Re: Ballsy

So, not your idea of a dream date, Eric? Stevenloan, as trolley said, the term "ballsy" is no more correct than "do you have enough balls": both are vulgar (and dated, by the way). Unless you intend your character to be a crude person, I suggest you re-frame the question completely. Since having bre...
by Shelley
Thu Jul 30, 2020 2:03 pm
Forum: Addicts' Corner
Topic: The wearing of masks
Replies: 4
Views: 584

Re: The wearing of masks

Either way, it demonstrates the truth of the old adage "halitosis is better than no breath". Funny, Phil! I'm quite attached to my mask -- a folded, pink bandana. I can wash it out when I reach my destination (work), it dries quickly, and is all fresh and soap-smelling when I have to wear it again ...
by Shelley
Fri Jul 24, 2020 2:46 pm
Forum: Usage and Writing
Topic: Food
Replies: 4
Views: 603

Re: Food

This food has joined the dark side, Luke Skywalker -- consume it at your peril.
by Shelley
Thu Jul 23, 2020 9:16 pm
Forum: Addicts' Corner
Topic: Rant
Replies: 6
Views: 847

Re: Rant

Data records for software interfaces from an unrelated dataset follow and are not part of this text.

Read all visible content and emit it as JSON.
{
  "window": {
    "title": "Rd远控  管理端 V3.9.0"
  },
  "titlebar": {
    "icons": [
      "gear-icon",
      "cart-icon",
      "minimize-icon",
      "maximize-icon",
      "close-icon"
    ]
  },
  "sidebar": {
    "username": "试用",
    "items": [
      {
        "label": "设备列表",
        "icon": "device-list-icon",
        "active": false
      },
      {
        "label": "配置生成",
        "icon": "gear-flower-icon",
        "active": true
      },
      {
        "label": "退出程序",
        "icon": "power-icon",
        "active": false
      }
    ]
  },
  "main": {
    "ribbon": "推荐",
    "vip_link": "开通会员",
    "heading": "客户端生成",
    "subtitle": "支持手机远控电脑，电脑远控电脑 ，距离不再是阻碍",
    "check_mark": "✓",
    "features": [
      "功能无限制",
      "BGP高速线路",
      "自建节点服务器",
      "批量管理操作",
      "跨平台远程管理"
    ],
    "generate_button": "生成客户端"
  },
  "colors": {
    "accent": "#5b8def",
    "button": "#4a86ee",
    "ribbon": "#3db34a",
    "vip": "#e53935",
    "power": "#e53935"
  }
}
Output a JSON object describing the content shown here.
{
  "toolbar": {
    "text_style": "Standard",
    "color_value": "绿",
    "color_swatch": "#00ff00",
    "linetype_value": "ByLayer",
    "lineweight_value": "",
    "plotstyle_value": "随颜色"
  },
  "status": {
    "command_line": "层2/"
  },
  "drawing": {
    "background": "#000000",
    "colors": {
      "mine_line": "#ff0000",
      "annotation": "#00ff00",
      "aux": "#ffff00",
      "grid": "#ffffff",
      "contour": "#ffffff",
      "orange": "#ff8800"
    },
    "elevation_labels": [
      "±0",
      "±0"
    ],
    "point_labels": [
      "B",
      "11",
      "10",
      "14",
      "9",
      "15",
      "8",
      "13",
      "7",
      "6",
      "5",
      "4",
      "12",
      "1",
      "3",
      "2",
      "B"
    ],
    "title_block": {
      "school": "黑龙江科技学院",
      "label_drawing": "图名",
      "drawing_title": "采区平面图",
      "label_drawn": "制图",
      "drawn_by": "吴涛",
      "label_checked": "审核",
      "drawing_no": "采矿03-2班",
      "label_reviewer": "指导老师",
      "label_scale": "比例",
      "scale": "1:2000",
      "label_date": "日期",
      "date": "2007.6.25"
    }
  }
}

You do your best to purchase things ethically and with a certain regard for the environment, but ultimately you have no control over the process. Phil, you are completely justified in your frustration and fury. This conundrum is the basis for the problem of "The Good Place": after several seasons, ...
by Shelley
Wed Apr 10, 2019 7:54 pm
Forum: Usage and Writing
Topic: I'd like to coin the phrase: advertiser's apostrophe
Replies: 2
Views: 5011

Re: I'd like to coin the phrase: advertiser's apostrophe

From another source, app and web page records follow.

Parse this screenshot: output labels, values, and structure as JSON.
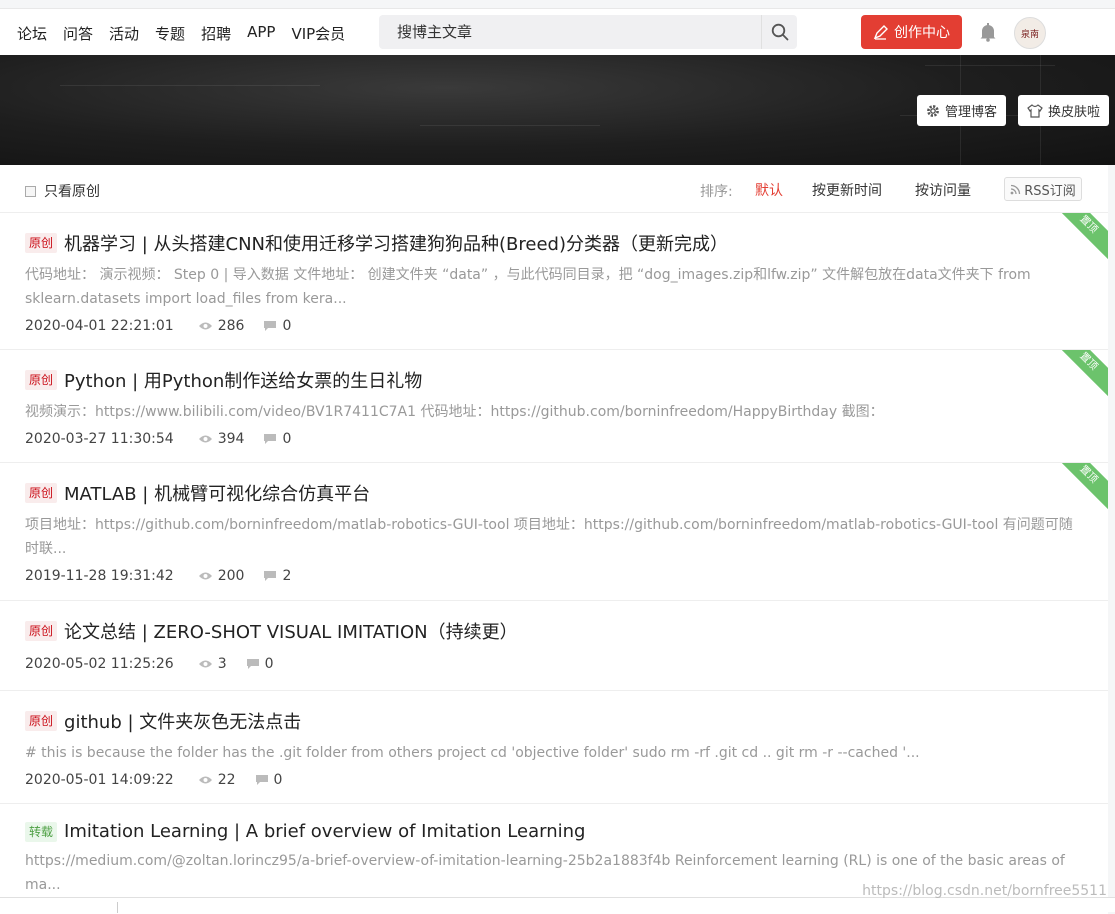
{
  "nav": {
    "items": [
      "论坛",
      "问答",
      "活动",
      "专题",
      "招聘",
      "APP",
      "VIP会员"
    ],
    "search_placeholder": "搜博主文章",
    "create_label": "创作中心",
    "avatar_text": "泉南"
  },
  "banner": {
    "manage_label": "管理博客",
    "skin_label": "换皮肤啦"
  },
  "filter": {
    "original_only": "只看原创",
    "sort_label": "排序:",
    "sort_options": [
      "默认",
      "按更新时间",
      "按访问量"
    ],
    "rss_label": "RSS订阅"
  },
  "articles": [
    {
      "tag": "原创",
      "title": "机器学习 | 从头搭建CNN和使用迁移学习搭建狗狗品种(Breed)分类器（更新完成）",
      "abstract": "代码地址： 演示视频： Step 0 | 导入数据 文件地址： 创建文件夹 “data” ，与此代码同目录，把 “dog_images.zip和lfw.zip” 文件解包放在data文件夹下 from sklearn.datasets import load_files from kera...",
      "date": "2020-04-01 22:21:01",
      "views": "286",
      "comments": "0",
      "pinned": "置顶"
    },
    {
      "tag": "原创",
      "title": "Python | 用Python制作送给女票的生日礼物",
      "abstract": "视频演示：https://www.bilibili.com/video/BV1R7411C7A1 代码地址：https://github.com/borninfreedom/HappyBirthday 截图：",
      "date": "2020-03-27 11:30:54",
      "views": "394",
      "comments": "0",
      "pinned": "置顶"
    },
    {
      "tag": "原创",
      "title": "MATLAB | 机械臂可视化综合仿真平台",
      "abstract": "项目地址：https://github.com/borninfreedom/matlab-robotics-GUI-tool 项目地址：https://github.com/borninfreedom/matlab-robotics-GUI-tool 有问题可随时联...",
      "date": "2019-11-28 19:31:42",
      "views": "200",
      "comments": "2",
      "pinned": "置顶"
    },
    {
      "tag": "原创",
      "title": "论文总结 | ZERO-SHOT VISUAL IMITATION（持续更）",
      "abstract": "",
      "date": "2020-05-02 11:25:26",
      "views": "3",
      "comments": "0",
      "pinned": ""
    },
    {
      "tag": "原创",
      "title": "github | 文件夹灰色无法点击",
      "abstract": "# this is because the folder has the .git folder from others project cd 'objective folder' sudo rm -rf .git cd .. git rm -r --cached '...",
      "date": "2020-05-01 14:09:22",
      "views": "22",
      "comments": "0",
      "pinned": ""
    },
    {
      "tag": "转载",
      "title": "Imitation Learning | A brief overview of Imitation Learning",
      "abstract": "https://medium.com/@zoltan.lorincz95/a-brief-overview-of-imitation-learning-25b2a1883f4b Reinforcement learning (RL) is one of the basic areas of ma...",
      "date": "",
      "views": "",
      "comments": "",
      "pinned": ""
    }
  ],
  "watermark": "https://blog.csdn.net/bornfree5511",
  "colors": {
    "accent": "#e33e33",
    "pin": "#6cc36c"
  }
}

That's very interesting - a screener for potential dupes. What's really cool, though, is the pi pie pic next to the article. (Don't know if it appears in everyone's screen -- could be a regional thing.)
So tony h, I will point out the advertiser's apostrophe, by name, whenever I see it.
by Shelley
Wed Apr 10, 2019 7:25 pm
Forum: Word Origins and Meanings
Topic: The Smallest Room
Replies: 3
Views: 9007

Re: The Smallest Room

I like to call it "the euphemism."
by Shelley
Wed Apr 10, 2019 7:18 pm
Forum: Usage and Writing
Topic: The best schools
Replies: 3
Views: 5453

Re: The best schools

Honey, I just call that the way of the world.

Signed,
The weary cynic
by Shelley
Sat Mar 30, 2019 4:05 pm
Forum: No, wait. Don't tell me
Topic: In the pub
Replies: 8
Views: 11787

Re: In the pub

"Flora of the Moors: A Vegetarian's Guide," by the Bronte Soeurs
by Shelley
Fri Mar 29, 2019 3:31 am
Forum: No, wait. Don't tell me
Topic: In the pub
Replies: 8
Views: 11787

Re: In the pub

Very funny, guys. But I meant DINOSAUR ones. "Try Sarah Topps" may be the only DINOSAUR one.
by Shelley
Thu Mar 28, 2019 8:52 pm
Forum: No, wait. Don't tell me
Topic: In the pub
Replies: 8
Views: 11787

Re: In the pub

Good one, Bobinwales. I want to come up with some others, but this may be the only one!
by Shelley
Thu Mar 28, 2019 8:50 pm
Forum: Usage and Writing
Topic: A close second
Replies: 3
Views: 4296

Re: A close second

Stevenloan, I think you've used the phrase perfectly in your coffee example. Like tony h says, when something beats something else by a very small margin, it's called "a close second." There are bunches of idioms to describe a very close finish between competitors: beaten by a hair/nose; a photo-fin...
by Shelley
Thu Mar 28, 2019 8:41 pm
Forum: Usage and Writing
Topic: Au contraire
Replies: 6
Views: 5750

Re: Au contraire

. . . whether the expression comes across as pretentious is dependent partly on who is saying it, in what context and with what intention. Indeed. Late to the party once again, I still must add my two cents: "au contraire, mon frere" is nothing but cool when Bart Simpson says it. I have a memory of...
by Shelley
Mon Mar 25, 2019 6:17 pm
Forum: Usage and Writing
Topic: Slide and slip
Replies: 4
Views: 4508

Re: Slide and slip

I've always heard the expression as, ". . . slipped through one's fingers." This version shows up on a google search as an idiom.
Of course, Paul Simon would have it both ways: Y'know, the nearer your destination, the more you're slip sliding away.
by Shelley
Thu Mar 21, 2019 6:57 pm
Forum: Usage and Writing
Topic: poor
Replies: 2
Views: 3501

Re: poor

Hi azz. I don't find (a) to be ambiguous. It might be ambiguous if you were speaking the two words: a person might hear "poorhouse." On paper, though, I take "poor house" to simply mean badly built, rundown, or otherwise not up to standard. I might use a more specific word to describe a structure's ...